2313 words - 9 pages personal path towards healing. By adopting more traditional Aboriginal practices of healing that are used in the sentencing circles would be beneficial to the Canadian justice system. It can assist the production of more promising futures for Aboriginal people in the Canadian justice system as well as deterring deviant behavior and decreasing the Aboriginal population in Canadian jails.Not only do offenders benefit from the process of the

Similar Essays

Government Policies Have Affected Aboriginal People Outline The Affects

1095 words - 4 pages recognised as a people and that they should control their own lives. The policy allowed Aborigines to live how pleased and the success of land right claims were increasing. In the same year, the Aboriginal flag was introduced and became a nation symbol. The Self-Determination Policy also initiated the movement towards the creation of Aboriginal organisations within the government, run by the Aboriginal people for the Aboriginal people.In 1975, a non

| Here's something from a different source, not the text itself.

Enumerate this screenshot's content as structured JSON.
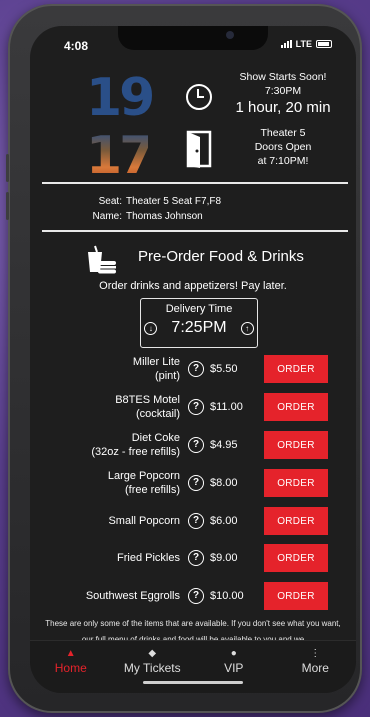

Changing Government Policies Concerning Aboriginal Peoples

935 words - 4 pages paternalism towards the aboriginal peoples by the whites. In terms of government action, paternalism meant taking 'fatherly' control of people who are believed to be unable to act for themselves. Paternalism is sometimes well-intentioned, but it is based on the belief that one group is superior and must 'do what is best' for the inferior group.These paternalistic attitudes were the result of ignorance of Aboriginal culture and lifestyle.---ProtectionAt

Discuss The Impact Of The Settlement Of The White European Settlers On The Lifestyle And Culture Of The Aboriginal People

506 words - 2 pages from above, European settlers had a huge impact on the lifestyle and culture of the Aboriginal people. I believe the main reason there was so much conflict was due to the lack of understanding, not only in language but also in culture.

The Segregation And Assimilation Policies In Relation To The Impact They Had On The Aboriginal Family Lfe

2040 words - 8 pages and non-indigenous people apart . The removal of children from their families had similar consequences to that of the segregation policies in relation to Aboriginal family life. In connection to the impact segregation policies had on Aboriginal family life, the removal of children deepened the loss of cultural knowledge and further hindered indigenous identity. One principal effect of the forcible removal policies was the destruction of cultural